Stored dataset items:
.....

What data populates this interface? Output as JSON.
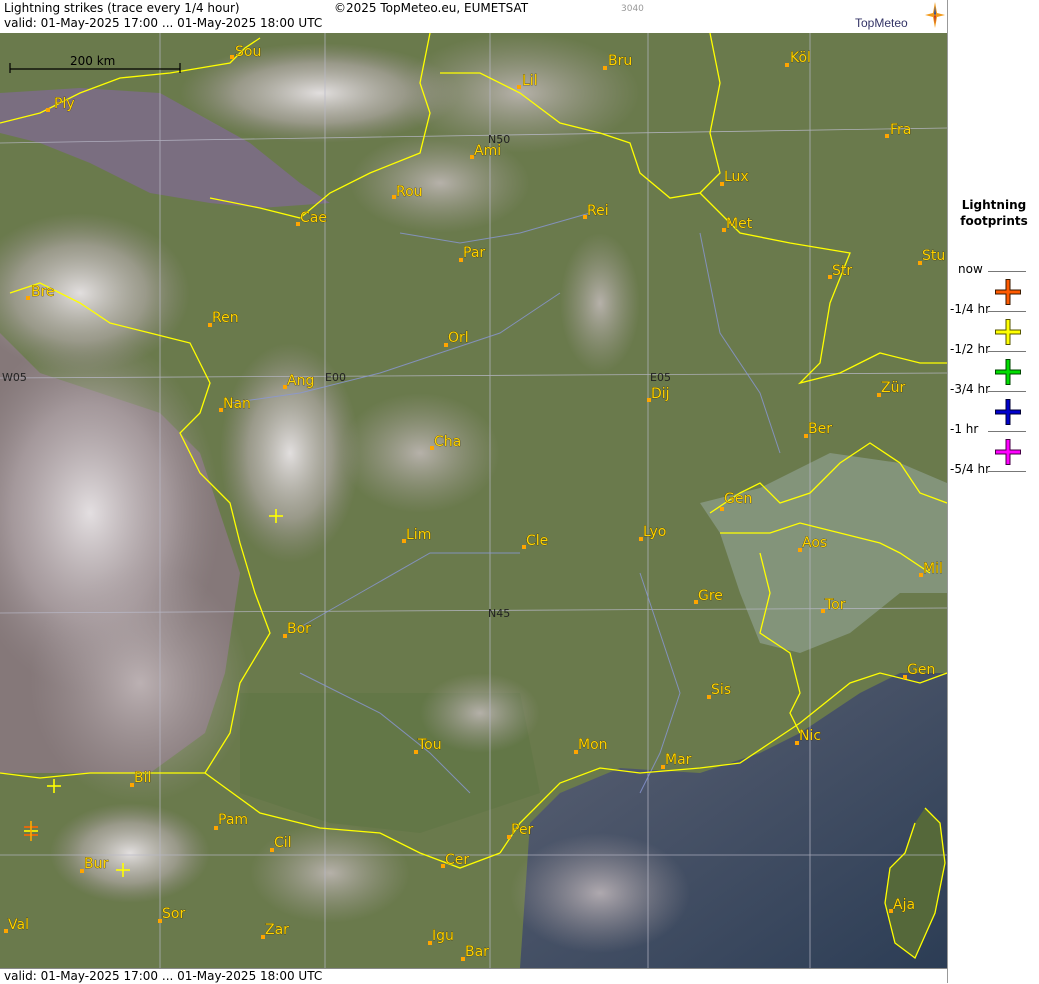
{
  "header": {
    "title": "Lightning strikes (trace every 1/4 hour)",
    "copyright": "©2025 TopMeteo.eu, EUMETSAT",
    "code": "3040",
    "valid": "valid:  01-May-2025 17:00 ... 01-May-2025 18:00 UTC",
    "logo": "TopMeteo"
  },
  "footer": {
    "valid": "valid:  01-May-2025 17:00 ... 01-May-2025 18:00 UTC"
  },
  "map": {
    "scale_label": "200 km",
    "grid_labels": [
      "N50",
      "N45",
      "W05",
      "E00",
      "E05"
    ],
    "cities": [
      "Sou",
      "Bru",
      "Köl",
      "Lil",
      "Ply",
      "Ami",
      "Fra",
      "Lux",
      "Rou",
      "Cae",
      "Rei",
      "Met",
      "Par",
      "Stu",
      "Str",
      "Bre",
      "Ren",
      "Orl",
      "Zür",
      "Ang",
      "Dij",
      "Nan",
      "Ber",
      "Cha",
      "Gen",
      "Lim",
      "Cle",
      "Lyo",
      "Aos",
      "Mil",
      "Gre",
      "Tor",
      "Bor",
      "Gen",
      "Sis",
      "Nic",
      "Tou",
      "Mon",
      "Mar",
      "Bil",
      "Pam",
      "Per",
      "Cil",
      "Cer",
      "Bur",
      "Sor",
      "Aja",
      "Val",
      "Zar",
      "Igu",
      "Bar"
    ],
    "strike_colors": {
      "yellow": "#ffff00",
      "orange": "#ff6600"
    }
  },
  "legend": {
    "title_line1": "Lightning",
    "title_line2": "footprints",
    "entries": [
      {
        "label": "now",
        "color": ""
      },
      {
        "label": "-1/4 hr",
        "color": "#ff5a00"
      },
      {
        "label": "-1/2 hr",
        "color": "#ffff00"
      },
      {
        "label": "-3/4 hr",
        "color": "#00dd00"
      },
      {
        "label": "-1 hr",
        "color": "#0000cc"
      },
      {
        "label": "-5/4 hr",
        "color": "#ff00ff"
      }
    ]
  }
}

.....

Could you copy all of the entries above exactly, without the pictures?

RESPONSE FOR THIS EXERCISE =>
What data populates this interface? Output as JSON.
{
  "header": {
    "title": "Lightning strikes (trace every 1/4 hour)",
    "copyright": "©2025 TopMeteo.eu, EUMETSAT",
    "code": "3040",
    "valid": "valid:  01-May-2025 17:00 ... 01-May-2025 18:00 UTC",
    "logo": "TopMeteo"
  },
  "footer": {
    "valid": "valid:  01-May-2025 17:00 ... 01-May-2025 18:00 UTC"
  },
  "map": {
    "scale_label": "200 km",
    "grid_labels": [
      "N50",
      "N45",
      "W05",
      "E00",
      "E05"
    ],
    "cities": [
      "Sou",
      "Bru",
      "Köl",
      "Lil",
      "Ply",
      "Ami",
      "Fra",
      "Lux",
      "Rou",
      "Cae",
      "Rei",
      "Met",
      "Par",
      "Stu",
      "Str",
      "Bre",
      "Ren",
      "Orl",
      "Zür",
      "Ang",
      "Dij",
      "Nan",
      "Ber",
      "Cha",
      "Gen",
      "Lim",
      "Cle",
      "Lyo",
      "Aos",
      "Mil",
      "Gre",
      "Tor",
      "Bor",
      "Gen",
      "Sis",
      "Nic",
      "Tou",
      "Mon",
      "Mar",
      "Bil",
      "Pam",
      "Per",
      "Cil",
      "Cer",
      "Bur",
      "Sor",
      "Aja",
      "Val",
      "Zar",
      "Igu",
      "Bar"
    ],
    "strike_colors": {
      "yellow": "#ffff00",
      "orange": "#ff6600"
    }
  },
  "legend": {
    "title_line1": "Lightning",
    "title_line2": "footprints",
    "entries": [
      {
        "label": "now",
        "color": ""
      },
      {
        "label": "-1/4 hr",
        "color": "#ff5a00"
      },
      {
        "label": "-1/2 hr",
        "color": "#ffff00"
      },
      {
        "label": "-3/4 hr",
        "color": "#00dd00"
      },
      {
        "label": "-1 hr",
        "color": "#0000cc"
      },
      {
        "label": "-5/4 hr",
        "color": "#ff00ff"
      }
    ]
  }
}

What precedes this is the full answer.